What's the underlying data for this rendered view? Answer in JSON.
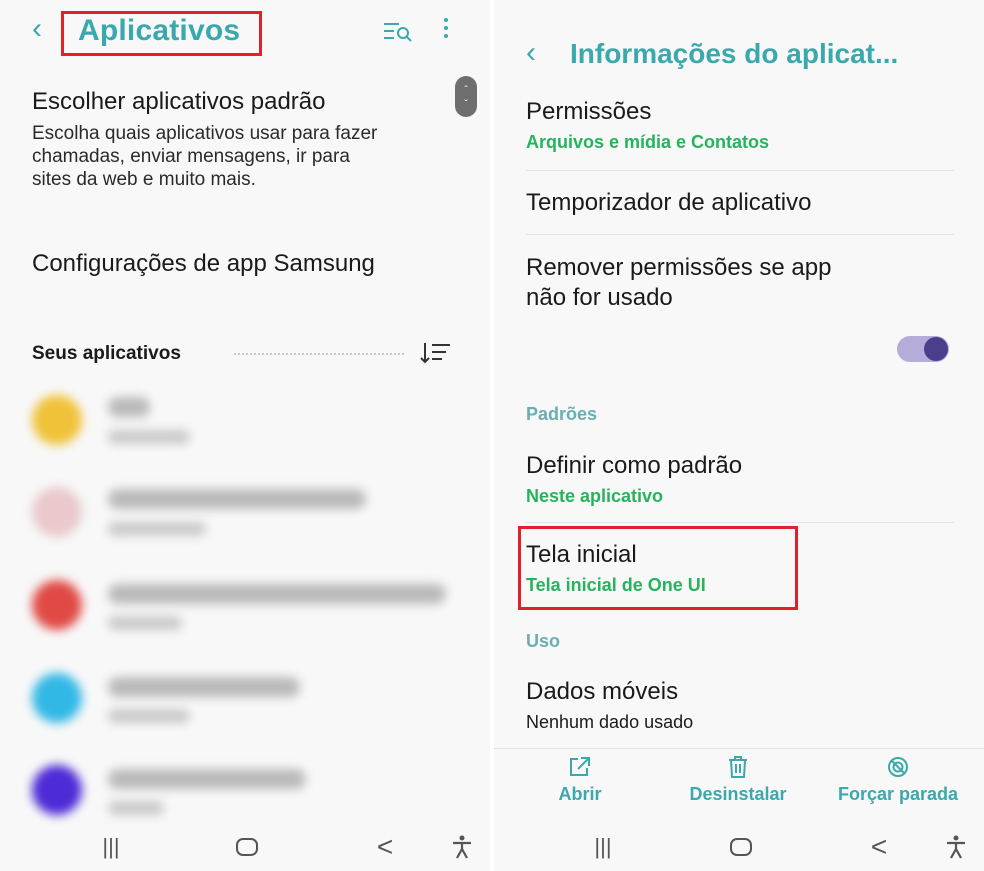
{
  "left": {
    "header": {
      "back_icon": "chevron-left-icon",
      "title": "Aplicativos",
      "search_icon": "list-search-icon",
      "more_icon": "kebab-icon"
    },
    "default_apps": {
      "title": "Escolher aplicativos padrão",
      "description_line1": "Escolha quais aplicativos usar para fazer",
      "description_line2": "chamadas, enviar mensagens, ir para",
      "description_line3": "sites da web e muito mais."
    },
    "samsung_settings": {
      "title": "Configurações de app Samsung"
    },
    "your_apps": {
      "label": "Seus aplicativos",
      "sort_icon": "sort-icon"
    },
    "apps": [
      {
        "icon_color": "#f0c239"
      },
      {
        "icon_color": "#e9c9cb"
      },
      {
        "icon_color": "#e04a45"
      },
      {
        "icon_color": "#32b8e6"
      },
      {
        "icon_color": "#4d2bd6"
      }
    ],
    "navbar": {
      "recents": "|||",
      "home": "home-icon",
      "back": "<",
      "accessibility": "accessibility-icon"
    }
  },
  "right": {
    "header": {
      "back_icon": "chevron-left-icon",
      "title": "Informações do aplicat..."
    },
    "permissions": {
      "title": "Permissões",
      "value": "Arquivos e mídia e Contatos"
    },
    "timer": {
      "title": "Temporizador de aplicativo"
    },
    "remove_perms": {
      "line1": "Remover permissões se app",
      "line2": "não for usado",
      "enabled": true
    },
    "section_defaults": "Padrões",
    "set_default": {
      "title": "Definir como padrão",
      "value": "Neste aplicativo"
    },
    "home_screen": {
      "title": "Tela inicial",
      "value": "Tela inicial de One UI"
    },
    "section_usage": "Uso",
    "mobile_data": {
      "title": "Dados móveis",
      "value": "Nenhum dado usado"
    },
    "actions": {
      "open": "Abrir",
      "uninstall": "Desinstalar",
      "force_stop": "Forçar parada"
    },
    "navbar": {
      "recents": "|||",
      "home": "home-icon",
      "back": "<",
      "accessibility": "accessibility-icon"
    }
  },
  "colors": {
    "accent": "#3aa8ac",
    "value_green": "#26b35d",
    "highlight_red": "#e0202a",
    "toggle_track": "#b6acd9",
    "toggle_knob": "#4b3e8c"
  }
}
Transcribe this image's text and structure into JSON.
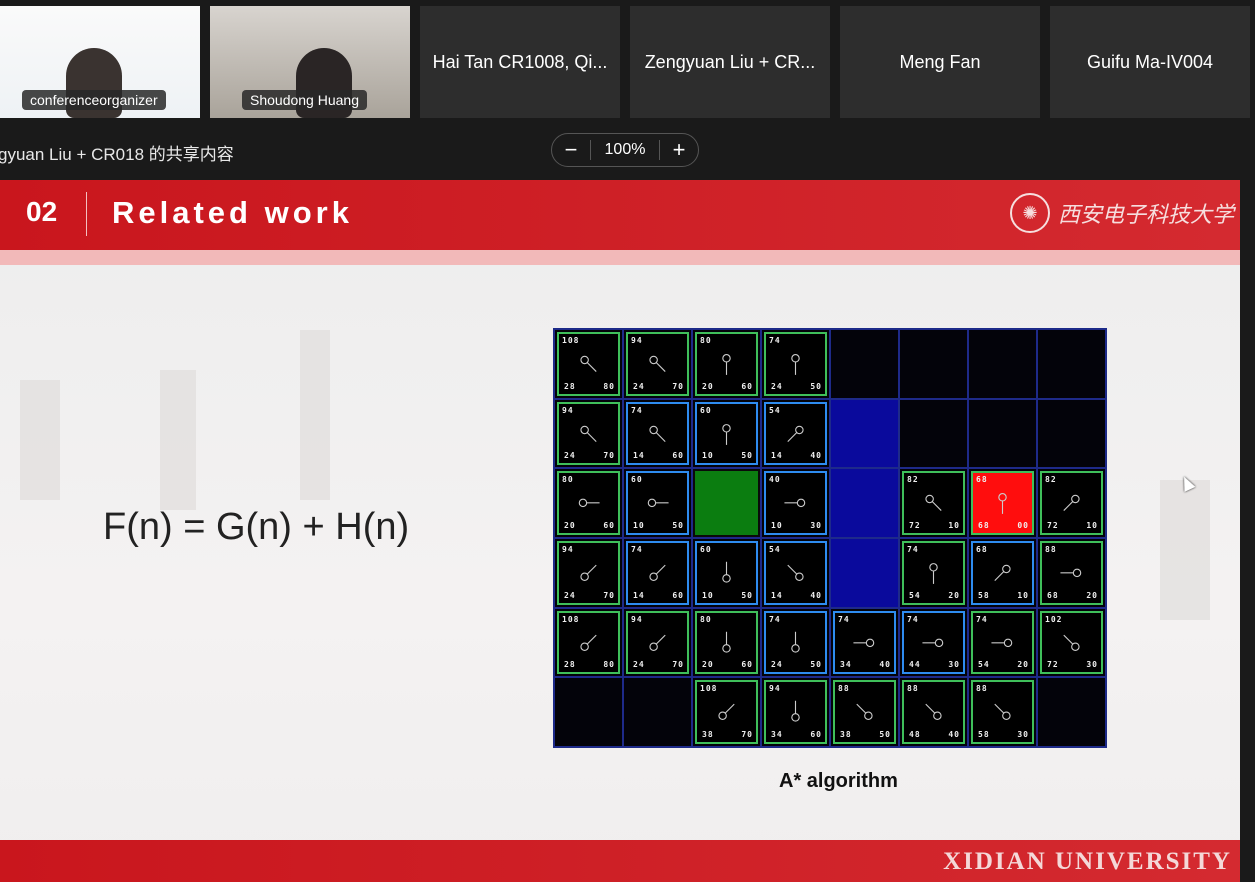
{
  "participants": [
    {
      "name": "conferenceorganizer",
      "video": true
    },
    {
      "name": "Shoudong Huang",
      "video": true
    },
    {
      "name": "Hai Tan CR1008, Qi..."
    },
    {
      "name": "Zengyuan Liu + CR..."
    },
    {
      "name": "Meng Fan"
    },
    {
      "name": "Guifu Ma-IV004"
    }
  ],
  "share_label": "gyuan Liu + CR018 的共享内容",
  "zoom": {
    "minus": "−",
    "value": "100%",
    "plus": "+"
  },
  "slide": {
    "number": "02",
    "title": "Related work",
    "logo_text": "西安电子科技大学",
    "formula": "F(n) = G(n)  + H(n)",
    "caption": "A* algorithm",
    "footer": "XIDIAN UNIVERSITY"
  },
  "grid": {
    "colors": {
      "open": "#3fbf5a",
      "closed": "#2e8cf0",
      "wall": "#0a0a9c",
      "start": "#0b7d10",
      "goal": "#ff0d0d"
    },
    "rows": [
      [
        {
          "t": "open",
          "f": "108",
          "g": "28",
          "h": "80",
          "d": "se"
        },
        {
          "t": "open",
          "f": "94",
          "g": "24",
          "h": "70",
          "d": "se"
        },
        {
          "t": "open",
          "f": "80",
          "g": "20",
          "h": "60",
          "d": "s"
        },
        {
          "t": "open",
          "f": "74",
          "g": "24",
          "h": "50",
          "d": "s"
        },
        {
          "t": "empty"
        },
        {
          "t": "empty"
        },
        {
          "t": "empty"
        },
        {
          "t": "empty"
        }
      ],
      [
        {
          "t": "open",
          "f": "94",
          "g": "24",
          "h": "70",
          "d": "se"
        },
        {
          "t": "closed",
          "f": "74",
          "g": "14",
          "h": "60",
          "d": "se"
        },
        {
          "t": "closed",
          "f": "60",
          "g": "10",
          "h": "50",
          "d": "s"
        },
        {
          "t": "closed",
          "f": "54",
          "g": "14",
          "h": "40",
          "d": "sw"
        },
        {
          "t": "wall"
        },
        {
          "t": "empty"
        },
        {
          "t": "empty"
        },
        {
          "t": "empty"
        }
      ],
      [
        {
          "t": "open",
          "f": "80",
          "g": "20",
          "h": "60",
          "d": "e"
        },
        {
          "t": "closed",
          "f": "60",
          "g": "10",
          "h": "50",
          "d": "e"
        },
        {
          "t": "start"
        },
        {
          "t": "closed",
          "f": "40",
          "g": "10",
          "h": "30",
          "d": "w"
        },
        {
          "t": "wall"
        },
        {
          "t": "open",
          "f": "82",
          "g": "72",
          "h": "10",
          "d": "se"
        },
        {
          "t": "goal",
          "f": "68",
          "g": "68",
          "h": "00",
          "d": "s"
        },
        {
          "t": "open",
          "f": "82",
          "g": "72",
          "h": "10",
          "d": "sw"
        }
      ],
      [
        {
          "t": "open",
          "f": "94",
          "g": "24",
          "h": "70",
          "d": "ne"
        },
        {
          "t": "closed",
          "f": "74",
          "g": "14",
          "h": "60",
          "d": "ne"
        },
        {
          "t": "closed",
          "f": "60",
          "g": "10",
          "h": "50",
          "d": "n"
        },
        {
          "t": "closed",
          "f": "54",
          "g": "14",
          "h": "40",
          "d": "nw"
        },
        {
          "t": "wall"
        },
        {
          "t": "open",
          "f": "74",
          "g": "54",
          "h": "20",
          "d": "s"
        },
        {
          "t": "closed",
          "f": "68",
          "g": "58",
          "h": "10",
          "d": "sw"
        },
        {
          "t": "open",
          "f": "88",
          "g": "68",
          "h": "20",
          "d": "w"
        }
      ],
      [
        {
          "t": "open",
          "f": "108",
          "g": "28",
          "h": "80",
          "d": "ne"
        },
        {
          "t": "open",
          "f": "94",
          "g": "24",
          "h": "70",
          "d": "ne"
        },
        {
          "t": "open",
          "f": "80",
          "g": "20",
          "h": "60",
          "d": "n"
        },
        {
          "t": "closed",
          "f": "74",
          "g": "24",
          "h": "50",
          "d": "n"
        },
        {
          "t": "closed",
          "f": "74",
          "g": "34",
          "h": "40",
          "d": "w"
        },
        {
          "t": "closed",
          "f": "74",
          "g": "44",
          "h": "30",
          "d": "w"
        },
        {
          "t": "open",
          "f": "74",
          "g": "54",
          "h": "20",
          "d": "w"
        },
        {
          "t": "open",
          "f": "102",
          "g": "72",
          "h": "30",
          "d": "nw"
        }
      ],
      [
        {
          "t": "empty"
        },
        {
          "t": "empty"
        },
        {
          "t": "open",
          "f": "108",
          "g": "38",
          "h": "70",
          "d": "ne"
        },
        {
          "t": "open",
          "f": "94",
          "g": "34",
          "h": "60",
          "d": "n"
        },
        {
          "t": "open",
          "f": "88",
          "g": "38",
          "h": "50",
          "d": "nw"
        },
        {
          "t": "open",
          "f": "88",
          "g": "48",
          "h": "40",
          "d": "nw"
        },
        {
          "t": "open",
          "f": "88",
          "g": "58",
          "h": "30",
          "d": "nw"
        },
        {
          "t": "empty"
        }
      ]
    ]
  }
}
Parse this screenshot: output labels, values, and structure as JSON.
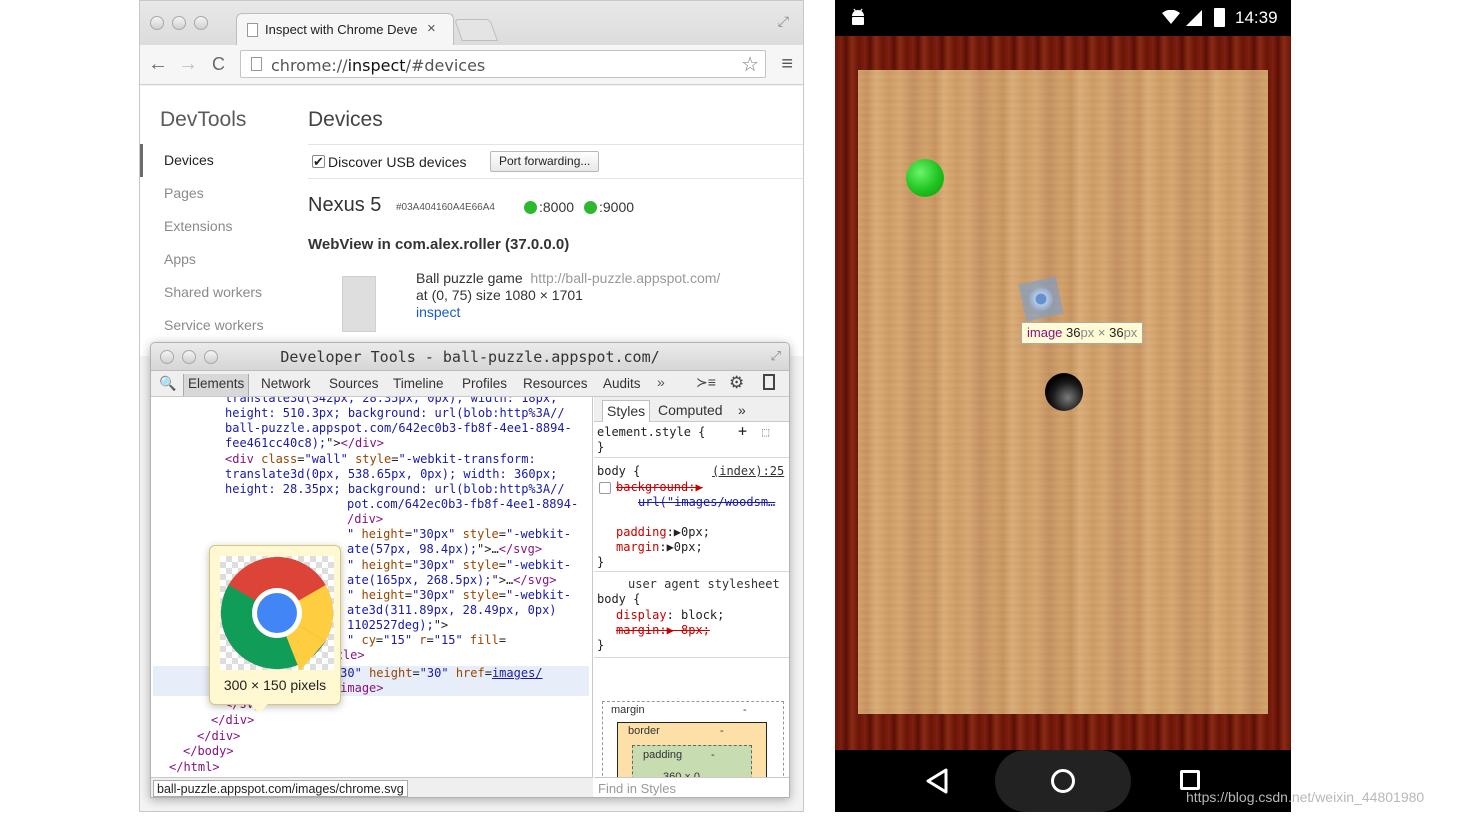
{
  "browser": {
    "tab_title": "Inspect with Chrome Deve",
    "tab_close": "×",
    "url_scheme": "chrome://",
    "url_host": "inspect",
    "url_path": "/#devices",
    "back": "←",
    "forward": "→",
    "reload": "C",
    "star": "☆",
    "menu": "≡",
    "fullscreen": "⤢"
  },
  "inspect_page": {
    "sidebar_title": "DevTools",
    "sidebar_items": [
      "Devices",
      "Pages",
      "Extensions",
      "Apps",
      "Shared workers",
      "Service workers"
    ],
    "main_title": "Devices",
    "discover_checkbox": "✔",
    "discover_label": "Discover USB devices",
    "port_forwarding_button": "Port forwarding...",
    "device_name": "Nexus 5",
    "device_serial": "#03A404160A4E66A4",
    "ports": [
      ":8000",
      ":9000"
    ],
    "webview_title": "WebView in com.alex.roller (37.0.0.0)",
    "page_name": "Ball puzzle game",
    "page_url": "http://ball-puzzle.appspot.com/",
    "page_position": "at (0, 75)  size 1080 × 1701",
    "inspect_link": "inspect"
  },
  "devtools": {
    "title": "Developer Tools - ball-puzzle.appspot.com/",
    "tabs": [
      "Elements",
      "Network",
      "Sources",
      "Timeline",
      "Profiles",
      "Resources",
      "Audits"
    ],
    "more": "»",
    "search_icon_glyph": "🔍",
    "console_icon_glyph": "≻≡",
    "gear_icon_glyph": "⚙",
    "image_preview_size": "300 × 150 pixels",
    "breadcrumb": "ball-puzzle.appspot.com/images/chrome.svg",
    "styles_tabs": [
      "Styles",
      "Computed"
    ],
    "styles_more": "»",
    "find_in_styles": "Find in Styles",
    "box_labels": {
      "margin": "margin",
      "border": "border",
      "padding": "padding",
      "dash": "-",
      "content": "360 × 0"
    }
  },
  "phone": {
    "clock": "14:39",
    "tooltip_tag": "image",
    "tooltip_width": "36",
    "tooltip_height": "36",
    "tooltip_unit": "px",
    "tooltip_times": "×"
  },
  "watermark": "https://blog.csdn.net/weixin_44801980"
}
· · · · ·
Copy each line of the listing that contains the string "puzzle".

    "page_name": "Ball puzzle game",
    "page_url": "http://ball-puzzle.appspot.com/",
    "title": "Developer Tools - ball-puzzle.appspot.com/",
    "breadcrumb": "ball-puzzle.appspot.com/images/chrome.svg",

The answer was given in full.